BEGIN Dataset records
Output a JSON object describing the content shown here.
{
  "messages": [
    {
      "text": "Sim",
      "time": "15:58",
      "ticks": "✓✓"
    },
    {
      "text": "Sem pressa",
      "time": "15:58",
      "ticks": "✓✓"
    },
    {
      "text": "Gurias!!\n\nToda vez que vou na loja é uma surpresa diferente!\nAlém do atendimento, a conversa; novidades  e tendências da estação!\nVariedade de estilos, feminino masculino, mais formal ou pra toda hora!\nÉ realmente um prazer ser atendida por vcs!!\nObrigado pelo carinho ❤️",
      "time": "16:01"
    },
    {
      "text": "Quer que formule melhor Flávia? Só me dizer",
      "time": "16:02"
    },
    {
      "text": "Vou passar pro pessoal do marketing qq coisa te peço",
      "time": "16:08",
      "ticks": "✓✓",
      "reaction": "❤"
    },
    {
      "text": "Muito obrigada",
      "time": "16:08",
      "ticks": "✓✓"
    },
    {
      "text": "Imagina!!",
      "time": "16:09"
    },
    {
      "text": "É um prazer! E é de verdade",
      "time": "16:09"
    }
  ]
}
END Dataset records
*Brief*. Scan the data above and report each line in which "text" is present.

*Response to this exercise*.
      "text": "Sim",
      "text": "Sem pressa",
      "text": "Gurias!!\n\nToda vez que vou na loja é uma surpresa diferente!\nAlém do atendimento, a conversa; novidades  e tendências da estação!\nVariedade de estilos, feminino masculino, mais formal ou pra toda hora!\nÉ realmente um prazer ser atendida por vcs!!\nObrigado pelo carinho ❤️",
      "text": "Quer que formule melhor Flávia? Só me dizer",
      "text": "Vou passar pro pessoal do marketing qq coisa te peço",
      "text": "Muito obrigada",
      "text": "Imagina!!",
      "text": "É um prazer! E é de verdade",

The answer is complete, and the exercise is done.